DATA SECTION >>

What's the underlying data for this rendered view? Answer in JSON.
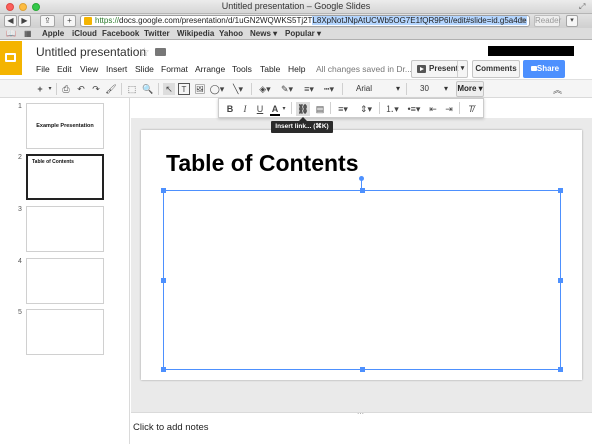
{
  "window": {
    "title": "Untitled presentation – Google Slides"
  },
  "browser": {
    "url_prefix": "https://",
    "url_plain": "docs.google.com/presentation/d/1uGN2WQWKS5Tj2T",
    "url_selected": "L8XpNotJNpAtUCWb5OG7E1fQR9P6I/edit#slide=id.g5a4de",
    "reader_label": "Reader",
    "bookmarks": [
      "Apple",
      "iCloud",
      "Facebook",
      "Twitter",
      "Wikipedia",
      "Yahoo",
      "News ▾",
      "Popular ▾"
    ]
  },
  "app": {
    "doc_title": "Untitled presentation",
    "menu": [
      "File",
      "Edit",
      "View",
      "Insert",
      "Slide",
      "Format",
      "Arrange",
      "Tools",
      "Table",
      "Help"
    ],
    "save_status": "All changes saved in Dr...",
    "present_label": "Present",
    "comments_label": "Comments",
    "share_label": "Share",
    "brand_color": "#f4b400",
    "accent_color": "#4d90fe"
  },
  "toolbar": {
    "font_name": "Arial",
    "font_size": "30",
    "more_label": "More"
  },
  "format_bar": {
    "bold": "B",
    "italic": "I",
    "underline": "U",
    "text_color": "A",
    "tooltip": "Insert link... (⌘K)"
  },
  "slides": [
    {
      "num": "1",
      "title": "Example Presentation"
    },
    {
      "num": "2",
      "title": "Table of Contents"
    },
    {
      "num": "3",
      "title": ""
    },
    {
      "num": "4",
      "title": ""
    },
    {
      "num": "5",
      "title": ""
    }
  ],
  "current_slide": {
    "title": "Table of Contents"
  },
  "notes": {
    "placeholder": "Click to add notes"
  }
}
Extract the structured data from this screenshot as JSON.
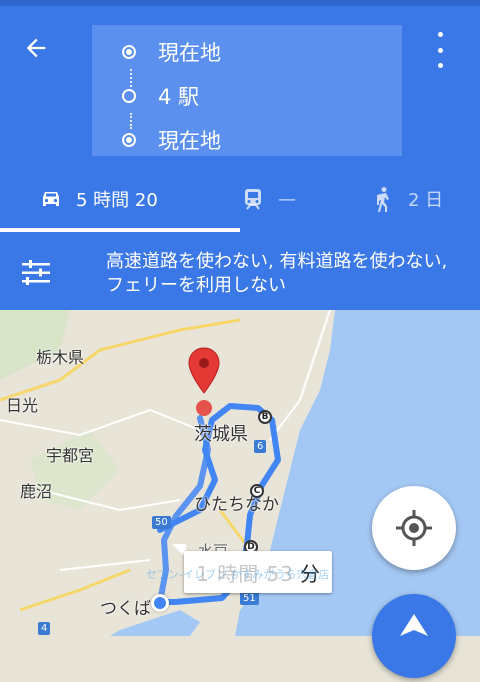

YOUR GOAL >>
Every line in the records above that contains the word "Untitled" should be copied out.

EXERCISE OUTPUT >>
    "title": "Untitled presentation – Google Slides"
    "doc_title": "Untitled presentation",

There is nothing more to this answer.